If you’ve been arrested, you likely remember the panic and uncertainty that comes with incarceration. Fortunately, understanding the criminal procedures following an arrest can alleviate undue stress on our clients.
Once an arrest is made, the arresting officer is required to read the suspect his or her Miranda rights, which protect the Fifth Amendment right to refuse to answer questions from law enforcement in order to prevent self incrimination. The arresting officer may also conduct a “pat down” search to ensure their own safety and remove any weapons the suspect may possess. More thorough searches are also common following arrests, which can include anything on the suspect’s person as well as anything in his or her immediate surroundings. During these searches, officers are looking for additional weapons, stolen items, illegal drugs, or any evidence of criminal activity. A detailed inventory of the suspect’s possessions will be recorded prior to booking.
Suspects are typically taken in for booking within hours of their arrest. During the booking process, the suspect will be asked basic questions about themselves such as full name, address, and date of birth. Next, they will be fingerprinted and photographed. Some individuals may even be asked to participate in a line-up or provide handwriting samples, depending on the circumstances of their arrest.
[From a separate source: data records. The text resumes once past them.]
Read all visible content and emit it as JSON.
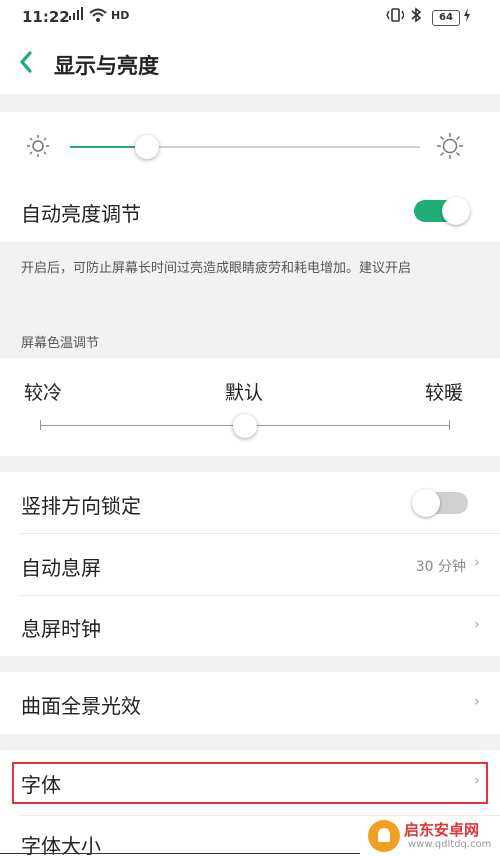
{
  "status_bar": {
    "time": "11:22",
    "battery": "64",
    "icons": [
      "signal-icon",
      "wifi-icon",
      "hd-icon",
      "vibrate-icon",
      "bluetooth-icon",
      "battery-icon",
      "charging-icon"
    ]
  },
  "header": {
    "title": "显示与亮度",
    "back_icon": "chevron-left-icon"
  },
  "brightness": {
    "level": 0.22,
    "min_icon": "sun-small-icon",
    "max_icon": "sun-large-icon"
  },
  "auto_brightness": {
    "label": "自动亮度调节",
    "on": true
  },
  "note": "开启后，可防止屏幕长时间过亮造成眼睛疲劳和耗电增加。建议开启",
  "color_temp": {
    "section_title": "屏幕色温调节",
    "labels": [
      "较冷",
      "默认",
      "较暖"
    ],
    "level": 0.5
  },
  "rotation_lock": {
    "label": "竖排方向锁定",
    "on": false
  },
  "screen_timeout": {
    "label": "自动息屏",
    "value": "30 分钟"
  },
  "aod_clock": {
    "label": "息屏时钟"
  },
  "edge_light": {
    "label": "曲面全景光效"
  },
  "font": {
    "label": "字体"
  },
  "font_size": {
    "label": "字体大小"
  },
  "chevron": "›",
  "watermark": {
    "name": "启东安卓网",
    "url": "www.qdltdq.com"
  },
  "colors": {
    "accent": "#1fae74",
    "toggle_off": "#d0d0d0",
    "highlight": "#e0353a",
    "gap": "#f2f2f2"
  }
}
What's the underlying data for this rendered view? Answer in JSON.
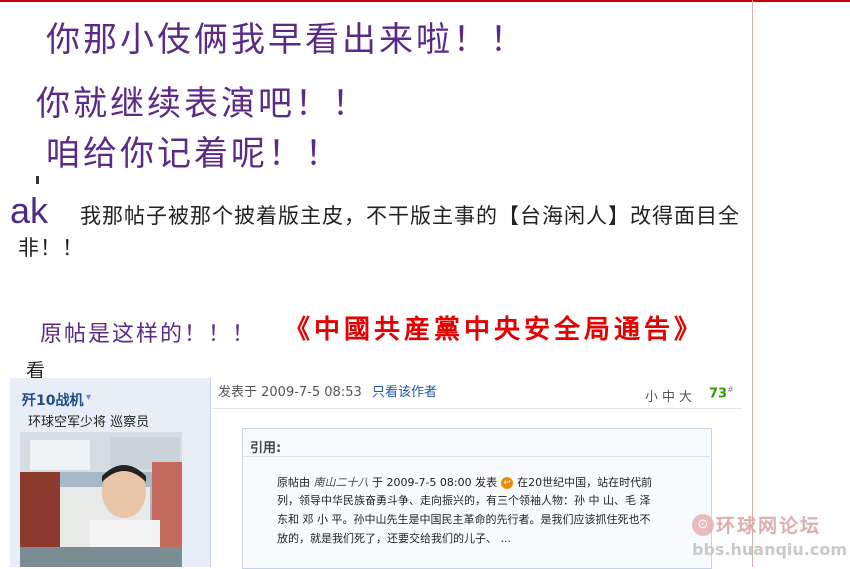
{
  "headline": {
    "line1": "你那小伎俩我早看出来啦！！",
    "line2": "你就继续表演吧！！",
    "line3": "咱给你记着呢！！"
  },
  "complaint": {
    "prefix": "ak",
    "line1": "我那帖子被那个披着版主皮，不干版主事的【台海闲人】改得面目全",
    "line2": "非！！"
  },
  "original": {
    "intro": "原帖是这样的！！！",
    "red_title": "《中國共産黨中央安全局通告》",
    "kan": "看"
  },
  "forum": {
    "username": "歼10战机",
    "rank": "环球空军少将 巡察员",
    "posted_at": "发表于  2009-7-5 08:53",
    "only_author": "只看该作者",
    "font_sizes": "小中大",
    "floor": "73",
    "floor_mark": "#",
    "quote_label": "引用:",
    "quote_lines": {
      "l1_a": "原帖由",
      "l1_author": "南山二十八",
      "l1_b": "于  2009-7-5 08:00 发表",
      "l1_c": "在20世纪中国，站在时代前",
      "l2": "列，领导中华民族奋勇斗争、走向振兴的，有三个领袖人物：孙  中  山、毛  泽",
      "l3": "东和  邓  小  平。孙中山先生是中国民主革命的先行者。是我们应该抓住死也不",
      "l4": "放的，就是我们死了，还要交给我们的儿子、  ..."
    }
  },
  "watermark": {
    "name": "环球网论坛",
    "url": "bbs.huanqiu.com"
  },
  "colors": {
    "headline": "#5b2a86",
    "red_title": "#e60000",
    "link": "#1e5bb0",
    "floor": "#339900"
  }
}
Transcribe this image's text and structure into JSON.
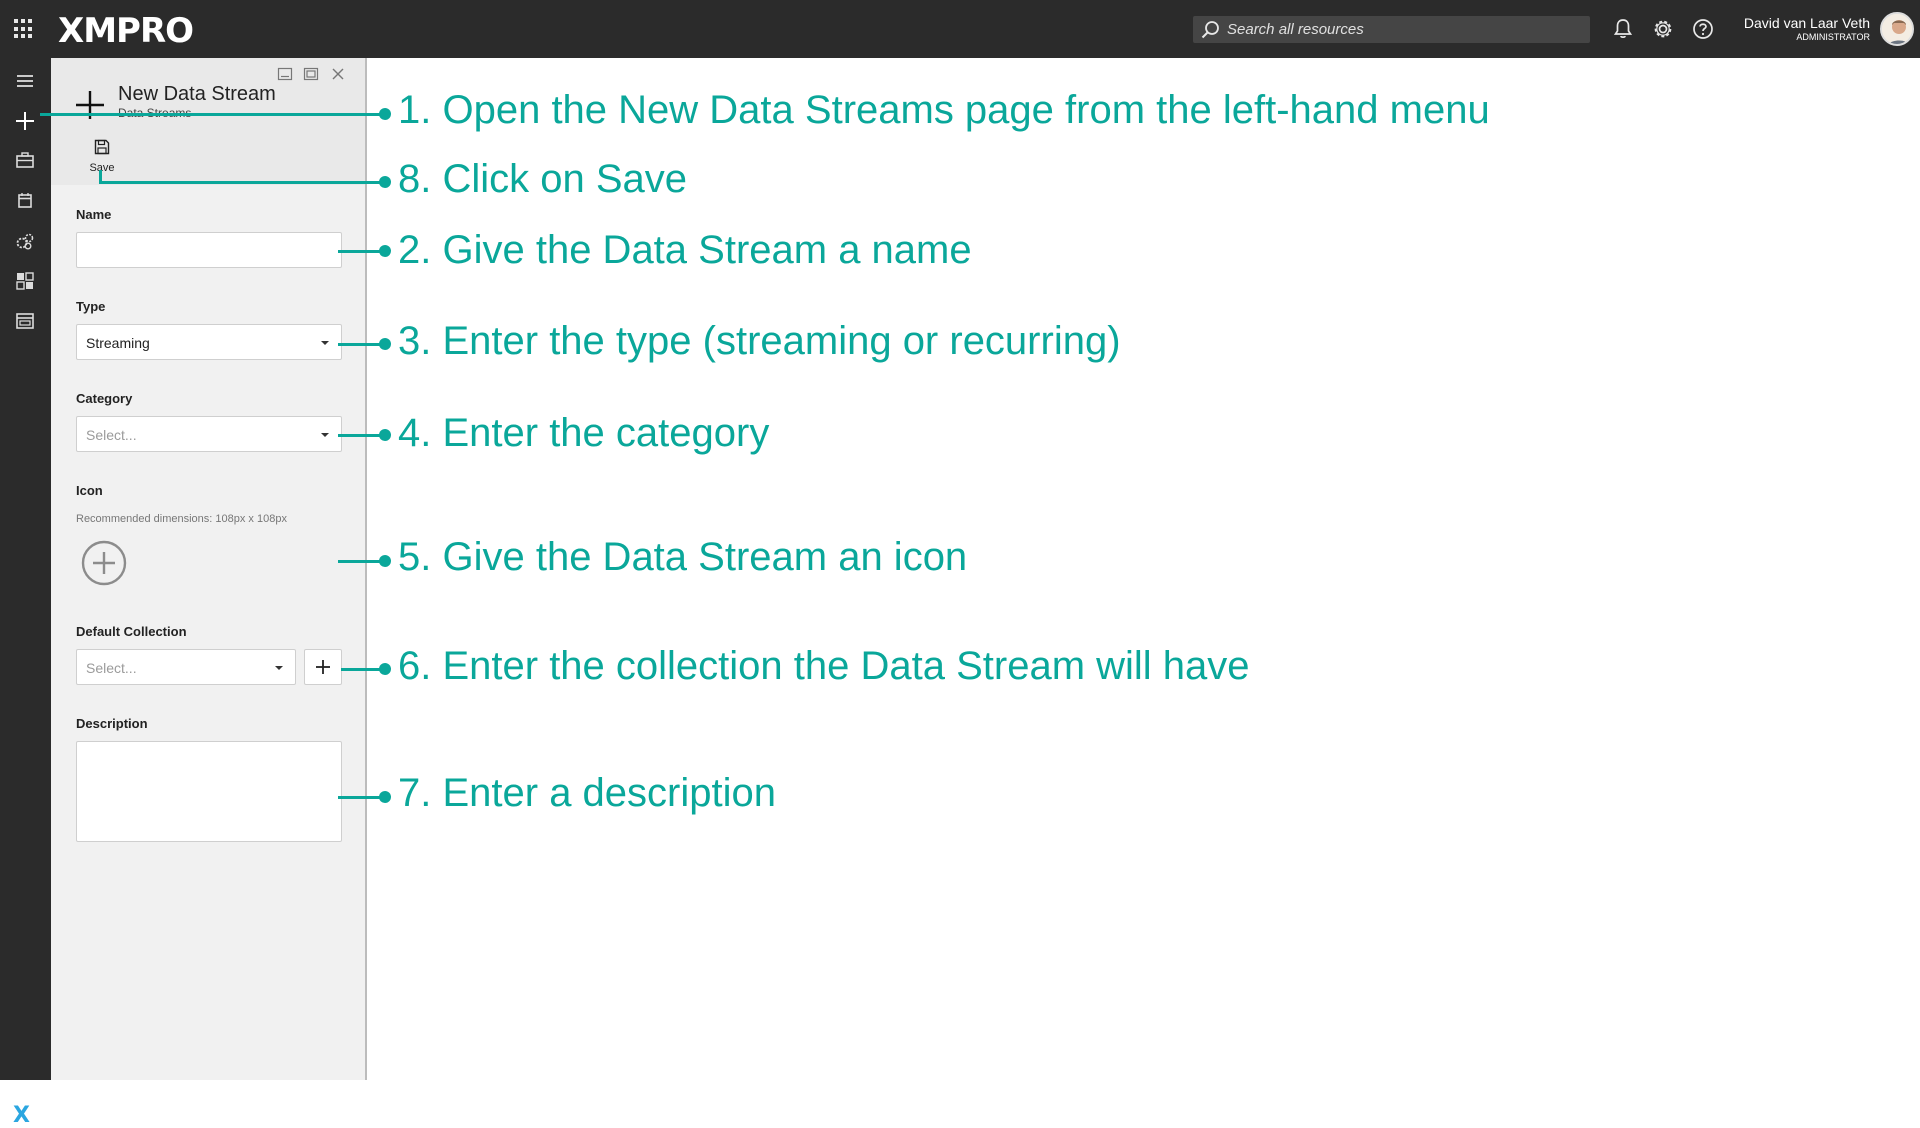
{
  "app": {
    "logo": "XMPRO",
    "search_placeholder": "Search all resources",
    "user_name": "David van Laar Veth",
    "user_role": "ADMINISTRATOR"
  },
  "panel": {
    "title": "New Data Stream",
    "subtitle": "Data Streams",
    "save_label": "Save",
    "fields": {
      "name_label": "Name",
      "name_value": "",
      "type_label": "Type",
      "type_value": "Streaming",
      "category_label": "Category",
      "category_placeholder": "Select...",
      "icon_label": "Icon",
      "icon_hint": "Recommended dimensions: 108px x 108px",
      "collection_label": "Default Collection",
      "collection_placeholder": "Select...",
      "description_label": "Description",
      "description_value": ""
    }
  },
  "annotations": {
    "step1": "1. Open the New Data Streams page from the left-hand menu",
    "step8": "8. Click on Save",
    "step2": "2. Give the Data Stream a name",
    "step3": "3. Enter the type (streaming or recurring)",
    "step4": "4. Enter the category",
    "step5": "5. Give the Data Stream an icon",
    "step6": "6. Enter the collection the Data Stream will have",
    "step7": "7. Enter a description"
  },
  "colors": {
    "annotation": "#0aa79a",
    "topbar": "#2b2b2b",
    "brand_x": "#2aa6e0"
  },
  "icons": [
    "apps-grid-icon",
    "bell-icon",
    "gear-icon",
    "help-icon",
    "search-icon",
    "menu-icon",
    "plus-icon",
    "briefcase-icon",
    "calendar-icon",
    "gears-icon",
    "dashboard-icon",
    "app-window-icon",
    "save-icon",
    "add-circle-icon",
    "chevron-down-icon"
  ]
}
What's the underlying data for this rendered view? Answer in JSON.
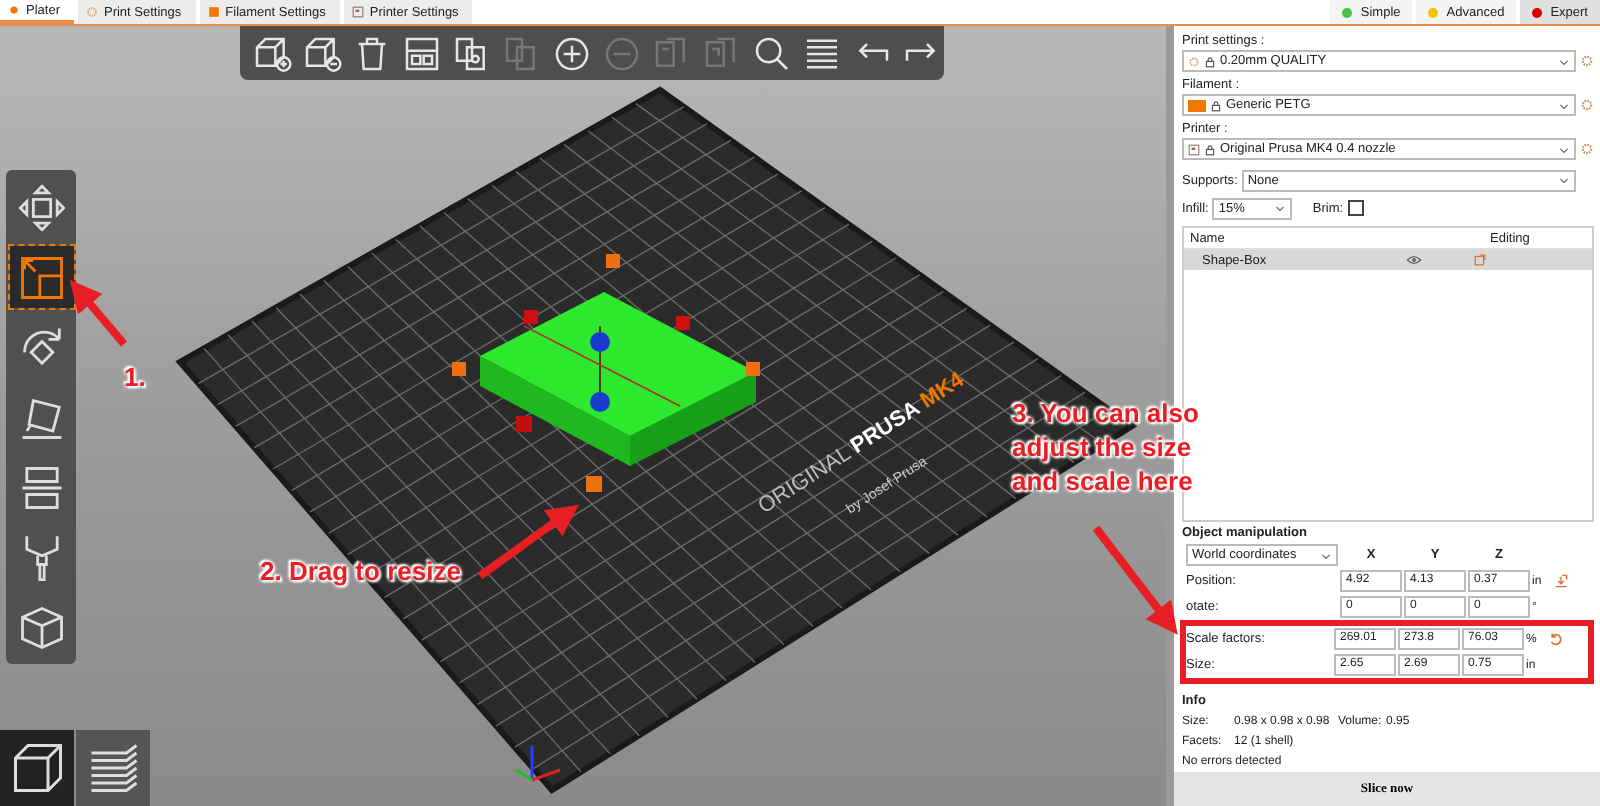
{
  "tabs": [
    {
      "label": "Plater",
      "kind": "plater",
      "selected": true
    },
    {
      "label": "Print Settings",
      "kind": "print",
      "selected": false
    },
    {
      "label": "Filament Settings",
      "kind": "filament",
      "selected": false
    },
    {
      "label": "Printer Settings",
      "kind": "printer",
      "selected": false
    }
  ],
  "modes": [
    {
      "label": "Simple",
      "color": "#4cc04c",
      "selected": false
    },
    {
      "label": "Advanced",
      "color": "#f2c500",
      "selected": false
    },
    {
      "label": "Expert",
      "color": "#d40000",
      "selected": true
    }
  ],
  "toolbar": [
    {
      "kind": "add",
      "disabled": false
    },
    {
      "kind": "delete",
      "disabled": false
    },
    {
      "kind": "delete-all",
      "disabled": false
    },
    {
      "kind": "arrange",
      "disabled": false
    },
    {
      "kind": "copy",
      "disabled": false
    },
    {
      "kind": "paste",
      "disabled": true
    },
    {
      "kind": "add-instance",
      "disabled": false
    },
    {
      "kind": "remove-instance",
      "disabled": true
    },
    {
      "kind": "split-objects",
      "disabled": true
    },
    {
      "kind": "split-parts",
      "disabled": true
    },
    {
      "kind": "search",
      "disabled": false
    },
    {
      "kind": "layers",
      "disabled": false
    },
    {
      "kind": "undo",
      "disabled": false
    },
    {
      "kind": "redo",
      "disabled": false
    }
  ],
  "gizmos": [
    {
      "kind": "move",
      "selected": false
    },
    {
      "kind": "scale",
      "selected": true
    },
    {
      "kind": "rotate",
      "selected": false
    },
    {
      "kind": "place",
      "selected": false
    },
    {
      "kind": "cut",
      "selected": false
    },
    {
      "kind": "paint",
      "selected": false
    },
    {
      "kind": "cube",
      "selected": false
    }
  ],
  "views": [
    {
      "kind": "editor",
      "selected": true
    },
    {
      "kind": "preview",
      "selected": false
    }
  ],
  "bed_label": {
    "brand": "ORIGINAL",
    "name": "PRUSA",
    "model": "MK4",
    "maker": "by Josef Prusa"
  },
  "annotations": [
    {
      "text": "1."
    },
    {
      "text": "2. Drag to resize"
    },
    {
      "text": "3. You can also adjust the size and scale here"
    }
  ],
  "presets": [
    {
      "label": "Print settings :",
      "value": "0.20mm QUALITY",
      "kind": "print"
    },
    {
      "label": "Filament :",
      "value": "Generic PETG",
      "kind": "filament",
      "color": "#f07800"
    },
    {
      "label": "Printer :",
      "value": "Original Prusa MK4 0.4 nozzle",
      "kind": "printer"
    }
  ],
  "supports": {
    "label": "Supports:",
    "value": "None"
  },
  "infill": {
    "label": "Infill:",
    "value": "15%"
  },
  "brim": {
    "label": "Brim:",
    "checked": false
  },
  "object_list": {
    "columns": [
      "Name",
      "Editing"
    ],
    "rows": [
      {
        "name": "Shape-Box",
        "selected": true
      }
    ]
  },
  "manipulation": {
    "title": "Object manipulation",
    "coordinates": "World coordinates",
    "axes": [
      "X",
      "Y",
      "Z"
    ],
    "rows": [
      {
        "kind": "position",
        "label": "Position:",
        "values": [
          "4.92",
          "4.13",
          "0.37"
        ],
        "unit": "in"
      },
      {
        "kind": "rotation",
        "label": "otate:",
        "values": [
          "0",
          "0",
          "0"
        ],
        "unit": "°"
      },
      {
        "kind": "scale",
        "label": "Scale factors:",
        "values": [
          "269.01",
          "273.8",
          "76.03"
        ],
        "unit": "%",
        "highlighted": true
      },
      {
        "kind": "size",
        "label": "Size:",
        "values": [
          "2.65",
          "2.69",
          "0.75"
        ],
        "unit": "in",
        "highlighted": true
      }
    ]
  },
  "info": {
    "title": "Info",
    "size_label": "Size:",
    "size": "0.98 x 0.98 x 0.98",
    "volume_label": "Volume:",
    "volume": "0.95",
    "facets_label": "Facets:",
    "facets": "12 (1 shell)",
    "status": "No errors detected"
  },
  "slice_button": "Slice now"
}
Once booking is complete, the suspect’s case is forwarded to a prosecutor who then has 72 hours to file charges against the suspect. The suspect will be advised of the charges against them during their arraignment, at which point they will be able to state how he or she pleads to the charges. Once the defendant has entered a plea, the presiding judge will decide to grant or deny bail. The judge will also use the arraignment to set subsequent court dates in the defendant’s trial.
The length of time between the defendant’s arraignment and trial is dependent on several factors, but usually must take place within 90 days. If the defendant is found guilty, sentencing will commence. If the defendant has remained in custody up to that point, the judge can choose whether or not to apply time served to their sentence.
Facing legal trouble and navigating the court system can be a daunting task. However overwhelming it seems, remember there are laws and processes in place to aid defendants and their families along the way. If you or a loved one need a bail bond, please reach out to one of our licensed bail bond agents today.